- **Description of the task**: Leaving out every picture, quote the data below exactly as it appears.
Segment Start: Data to use
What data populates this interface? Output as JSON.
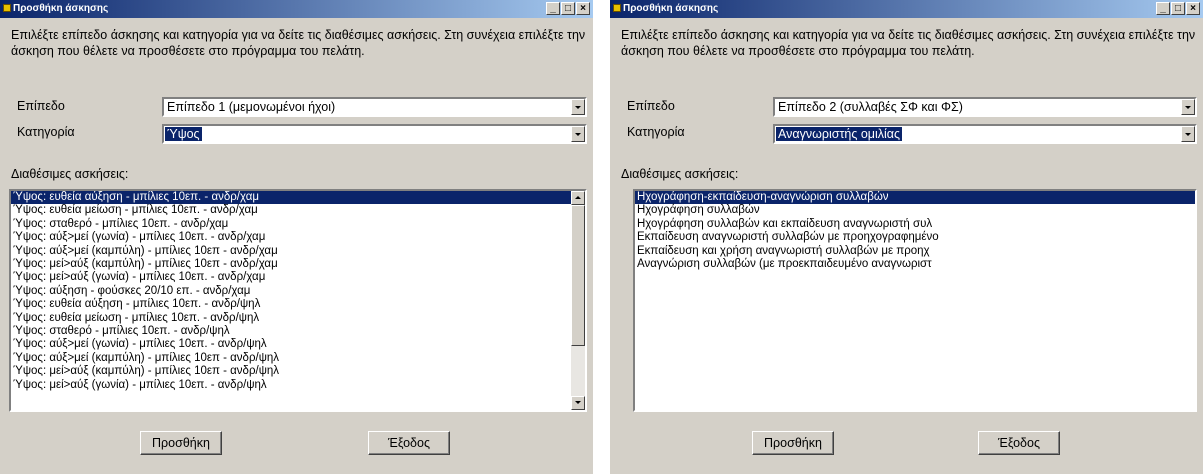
{
  "window_left": {
    "title": "Προσθήκη άσκησης",
    "controls": {
      "minimize": "_",
      "maximize": "□",
      "close": "×"
    },
    "instructions": "Επιλέξτε επίπεδο άσκησης και κατηγορία για να δείτε τις διαθέσιμες ασκήσεις. Στη συνέχεια επιλέξτε την άσκηση που θέλετε να προσθέσετε στο πρόγραμμα του πελάτη.",
    "level_label": "Επίπεδο",
    "level_value": "Επίπεδο 1 (μεμονωμένοι ήχοι)",
    "category_label": "Κατηγορία",
    "category_value": "Ύψος",
    "list_label": "Διαθέσιμες ασκήσεις:",
    "exercises": [
      "Ύψος: ευθεία αύξηση - μπίλιες 10επ. - ανδρ/χαμ",
      "Ύψος: ευθεία μείωση - μπίλιες 10επ. - ανδρ/χαμ",
      "Ύψος: σταθερό -  μπίλιες 10επ. - ανδρ/χαμ",
      "Ύψος: αύξ>μεί (γωνία) -  μπίλιες 10επ. - ανδρ/χαμ",
      "Ύψος: αύξ>μεί (καμπύλη) -  μπίλιες 10επ - ανδρ/χαμ",
      "Ύψος: μεί>αύξ (καμπύλη) -  μπίλιες 10επ - ανδρ/χαμ",
      "Ύψος: μεί>αύξ (γωνία) -  μπίλιες 10επ. - ανδρ/χαμ",
      "Ύψος: αύξηση - φούσκες 20/10 επ. - ανδρ/χαμ",
      "Ύψος: ευθεία αύξηση - μπίλιες 10επ. - ανδρ/ψηλ",
      "Ύψος: ευθεία μείωση - μπίλιες 10επ. - ανδρ/ψηλ",
      "Ύψος: σταθερό -  μπίλιες 10επ. - ανδρ/ψηλ",
      "Ύψος: αύξ>μεί (γωνία) -  μπίλιες 10επ. - ανδρ/ψηλ",
      "Ύψος: αύξ>μεί (καμπύλη) -  μπίλιες 10επ - ανδρ/ψηλ",
      "Ύψος: μεί>αύξ (καμπύλη) -  μπίλιες 10επ - ανδρ/ψηλ",
      "Ύψος: μεί>αύξ (γωνία) -  μπίλιες 10επ. - ανδρ/ψηλ"
    ],
    "add_button": "Προσθήκη",
    "exit_button": "Έξοδος"
  },
  "window_right": {
    "title": "Προσθήκη άσκησης",
    "controls": {
      "minimize": "_",
      "maximize": "□",
      "close": "×"
    },
    "instructions": "Επιλέξτε επίπεδο άσκησης και κατηγορία για να δείτε τις διαθέσιμες ασκήσεις. Στη συνέχεια επιλέξτε την άσκηση που θέλετε να προσθέσετε στο πρόγραμμα του πελάτη.",
    "level_label": "Επίπεδο",
    "level_value": "Επίπεδο 2 (συλλαβές ΣΦ και ΦΣ)",
    "category_label": "Κατηγορία",
    "category_value": "Αναγνωριστής ομιλίας",
    "list_label": "Διαθέσιμες ασκήσεις:",
    "exercises": [
      "Ηχογράφηση-εκπαίδευση-αναγνώριση συλλαβών",
      "Ηχογράφηση συλλαβών",
      "Ηχογράφηση συλλαβών και εκπαίδευση αναγνωριστή συλ",
      "Εκπαίδευση αναγνωριστή συλλαβών με προηχογραφημένο",
      "Εκπαίδευση και χρήση αναγνωριστή συλλαβών με προηχ",
      "Αναγνώριση συλλαβών (με προεκπαιδευμένο αναγνωριστ"
    ],
    "add_button": "Προσθήκη",
    "exit_button": "Έξοδος"
  }
}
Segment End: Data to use
- **Answer below**:
What data populates this interface? Output as JSON.
{
  "window_left": {
    "title": "Προσθήκη άσκησης",
    "controls": {
      "minimize": "_",
      "maximize": "□",
      "close": "×"
    },
    "instructions": "Επιλέξτε επίπεδο άσκησης και κατηγορία για να δείτε τις διαθέσιμες ασκήσεις. Στη συνέχεια επιλέξτε την άσκηση που θέλετε να προσθέσετε στο πρόγραμμα του πελάτη.",
    "level_label": "Επίπεδο",
    "level_value": "Επίπεδο 1 (μεμονωμένοι ήχοι)",
    "category_label": "Κατηγορία",
    "category_value": "Ύψος",
    "list_label": "Διαθέσιμες ασκήσεις:",
    "exercises": [
      "Ύψος: ευθεία αύξηση - μπίλιες 10επ. - ανδρ/χαμ",
      "Ύψος: ευθεία μείωση - μπίλιες 10επ. - ανδρ/χαμ",
      "Ύψος: σταθερό -  μπίλιες 10επ. - ανδρ/χαμ",
      "Ύψος: αύξ>μεί (γωνία) -  μπίλιες 10επ. - ανδρ/χαμ",
      "Ύψος: αύξ>μεί (καμπύλη) -  μπίλιες 10επ - ανδρ/χαμ",
      "Ύψος: μεί>αύξ (καμπύλη) -  μπίλιες 10επ - ανδρ/χαμ",
      "Ύψος: μεί>αύξ (γωνία) -  μπίλιες 10επ. - ανδρ/χαμ",
      "Ύψος: αύξηση - φούσκες 20/10 επ. - ανδρ/χαμ",
      "Ύψος: ευθεία αύξηση - μπίλιες 10επ. - ανδρ/ψηλ",
      "Ύψος: ευθεία μείωση - μπίλιες 10επ. - ανδρ/ψηλ",
      "Ύψος: σταθερό -  μπίλιες 10επ. - ανδρ/ψηλ",
      "Ύψος: αύξ>μεί (γωνία) -  μπίλιες 10επ. - ανδρ/ψηλ",
      "Ύψος: αύξ>μεί (καμπύλη) -  μπίλιες 10επ - ανδρ/ψηλ",
      "Ύψος: μεί>αύξ (καμπύλη) -  μπίλιες 10επ - ανδρ/ψηλ",
      "Ύψος: μεί>αύξ (γωνία) -  μπίλιες 10επ. - ανδρ/ψηλ"
    ],
    "add_button": "Προσθήκη",
    "exit_button": "Έξοδος"
  },
  "window_right": {
    "title": "Προσθήκη άσκησης",
    "controls": {
      "minimize": "_",
      "maximize": "□",
      "close": "×"
    },
    "instructions": "Επιλέξτε επίπεδο άσκησης και κατηγορία για να δείτε τις διαθέσιμες ασκήσεις. Στη συνέχεια επιλέξτε την άσκηση που θέλετε να προσθέσετε στο πρόγραμμα του πελάτη.",
    "level_label": "Επίπεδο",
    "level_value": "Επίπεδο 2 (συλλαβές ΣΦ και ΦΣ)",
    "category_label": "Κατηγορία",
    "category_value": "Αναγνωριστής ομιλίας",
    "list_label": "Διαθέσιμες ασκήσεις:",
    "exercises": [
      "Ηχογράφηση-εκπαίδευση-αναγνώριση συλλαβών",
      "Ηχογράφηση συλλαβών",
      "Ηχογράφηση συλλαβών και εκπαίδευση αναγνωριστή συλ",
      "Εκπαίδευση αναγνωριστή συλλαβών με προηχογραφημένο",
      "Εκπαίδευση και χρήση αναγνωριστή συλλαβών με προηχ",
      "Αναγνώριση συλλαβών (με προεκπαιδευμένο αναγνωριστ"
    ],
    "add_button": "Προσθήκη",
    "exit_button": "Έξοδος"
  }
}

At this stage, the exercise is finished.